=== Dataset extract ===

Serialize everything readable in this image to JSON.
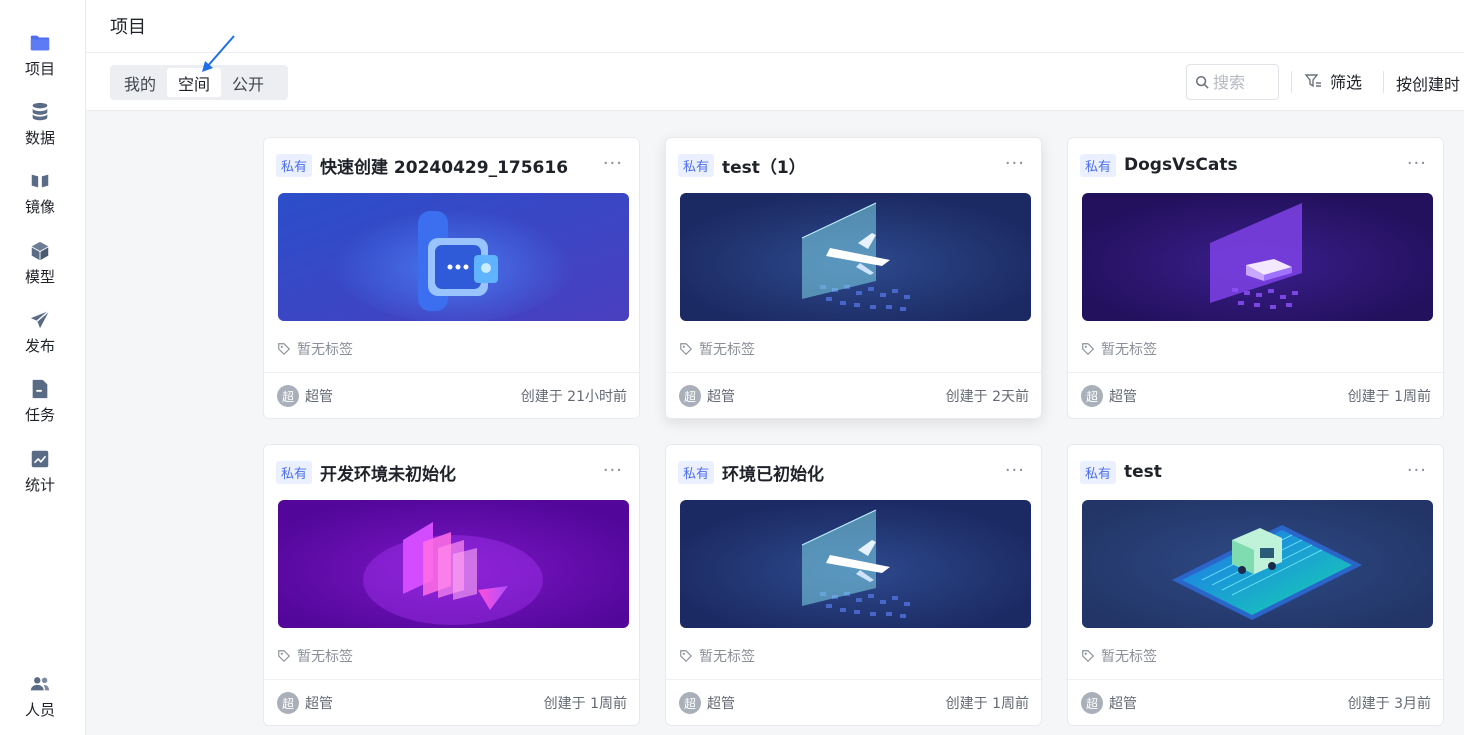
{
  "sidebar": {
    "items": [
      {
        "label": "项目",
        "icon": "folder-icon"
      },
      {
        "label": "数据",
        "icon": "database-icon"
      },
      {
        "label": "镜像",
        "icon": "image-mirror-icon"
      },
      {
        "label": "模型",
        "icon": "cube-icon"
      },
      {
        "label": "发布",
        "icon": "paper-plane-icon"
      },
      {
        "label": "任务",
        "icon": "task-icon"
      },
      {
        "label": "统计",
        "icon": "chart-icon"
      }
    ],
    "bottom": {
      "label": "人员",
      "icon": "users-icon"
    }
  },
  "header": {
    "title": "项目"
  },
  "toolbar": {
    "tabs": [
      {
        "label": "我的"
      },
      {
        "label": "空间"
      },
      {
        "label": "公开"
      }
    ],
    "active_tab": "空间",
    "search_placeholder": "搜索",
    "filter_label": "筛选",
    "sort_label": "按创建时"
  },
  "colors": {
    "accent": "#4e6ef2",
    "sidebar_icon": "#5a6b85"
  },
  "cards": [
    {
      "badge": "私有",
      "title": "快速创建 20240429_175616",
      "tags": "暂无标签",
      "avatar": "超",
      "owner": "超管",
      "created": "创建于 21小时前"
    },
    {
      "badge": "私有",
      "title": "test（1）",
      "tags": "暂无标签",
      "avatar": "超",
      "owner": "超管",
      "created": "创建于 2天前"
    },
    {
      "badge": "私有",
      "title": "DogsVsCats",
      "tags": "暂无标签",
      "avatar": "超",
      "owner": "超管",
      "created": "创建于 1周前"
    },
    {
      "badge": "私有",
      "title": "开发环境未初始化",
      "tags": "暂无标签",
      "avatar": "超",
      "owner": "超管",
      "created": "创建于 1周前"
    },
    {
      "badge": "私有",
      "title": "环境已初始化",
      "tags": "暂无标签",
      "avatar": "超",
      "owner": "超管",
      "created": "创建于 1周前"
    },
    {
      "badge": "私有",
      "title": "test",
      "tags": "暂无标签",
      "avatar": "超",
      "owner": "超管",
      "created": "创建于 3月前"
    }
  ]
}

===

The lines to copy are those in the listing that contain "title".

Output below:
    "title": "项目"
      "title": "快速创建 20240429_175616",
      "title": "test（1）",
      "title": "DogsVsCats",
      "title": "开发环境未初始化",
      "title": "环境已初始化",
      "title": "test",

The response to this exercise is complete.